Miniature Tigers’ Rick Schaier is more than just the man behind the drums of one of the greatest new indie bands out there. Schaier is also paving his way as Alvin Band, his solo project of avant garde proportions. Just releasing the first video for ‘Temple Pressure’ a catchy song that will have you up and dancing to say the least, Schaier really brings out his witty personality. Alvin Band’s ‘Mantis Preying’ will be out this year via Intelligent Noise Records. This will be a must have for 2009, trust us.

Watch Alvin Band’s ‘Temple Pressure’  HERE

Check out Alvin Band on MYSPACE

Calvin Harris Remixes Passion Pit

I think the title says it all. Calvin Harris recently remixed Passion Pit’s ‘The Reeling’ and the only reaction that can explain this is ‘WOW’. Combining two of the current hottest musical forces Harris manages to give a whole new life to this Passion Pit song….just when you didn’t think one of their songs could possibly get any better.  Giving the song a little softer tone and a brilliant into bassline I can only imagine what would happen if these guys made a record together. 

Passion Pit is currently on tour so don’t forget to check them out in your city!

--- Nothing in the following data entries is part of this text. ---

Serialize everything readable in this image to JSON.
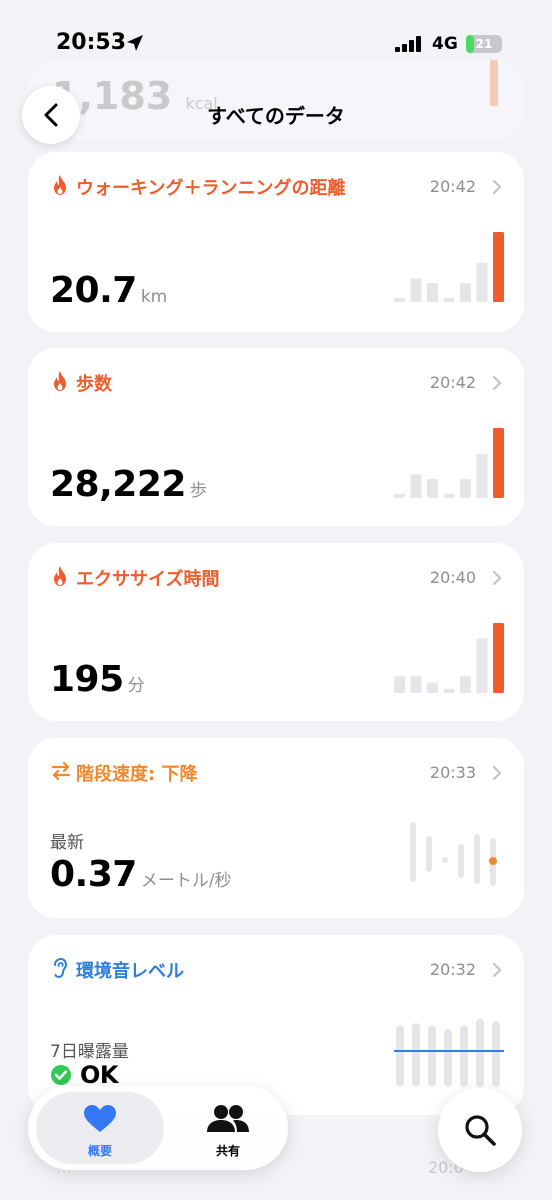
{
  "status": {
    "time": "20:53",
    "network": "4G",
    "battery": "21",
    "battery_level": 0.21
  },
  "header": {
    "title": "すべてのデータ"
  },
  "background": {
    "value": "1,183",
    "unit": "kcal",
    "bottom_title": "…",
    "bottom_time": "20:0"
  },
  "cards": [
    {
      "title": "ウォーキング＋ランニングの距離",
      "time": "20:42",
      "value": "20.7",
      "unit": "km",
      "accent": "#ee5d2b",
      "bars": [
        0.06,
        0.34,
        0.27,
        0.06,
        0.27,
        0.56,
        1.0
      ]
    },
    {
      "title": "歩数",
      "time": "20:42",
      "value": "28,222",
      "unit": "歩",
      "accent": "#ee5d2b",
      "bars": [
        0.06,
        0.34,
        0.27,
        0.06,
        0.27,
        0.63,
        1.0
      ]
    },
    {
      "title": "エクササイズ時間",
      "time": "20:40",
      "value": "195",
      "unit": "分",
      "accent": "#ee5d2b",
      "bars": [
        0.24,
        0.24,
        0.15,
        0.06,
        0.24,
        0.78,
        1.0
      ]
    },
    {
      "title": "階段速度: 下降",
      "time": "20:33",
      "sub": "最新",
      "value": "0.37",
      "unit": "メートル/秒",
      "accent": "#f0892d"
    },
    {
      "title": "環境音レベル",
      "time": "20:32",
      "sub": "7日曝露量",
      "value": "OK",
      "accent": "#2f7fd8"
    }
  ],
  "tabs": {
    "summary": "概要",
    "sharing": "共有"
  },
  "colors": {
    "accent_orange": "#ee5d2b",
    "accent_blue": "#2f7fd8",
    "tab_active": "#3478f6"
  }
}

Tour dates can be found at their Myspace.

Download Calvin Harris’ remix of Passion Pit’s ‘The Reeling’ HERE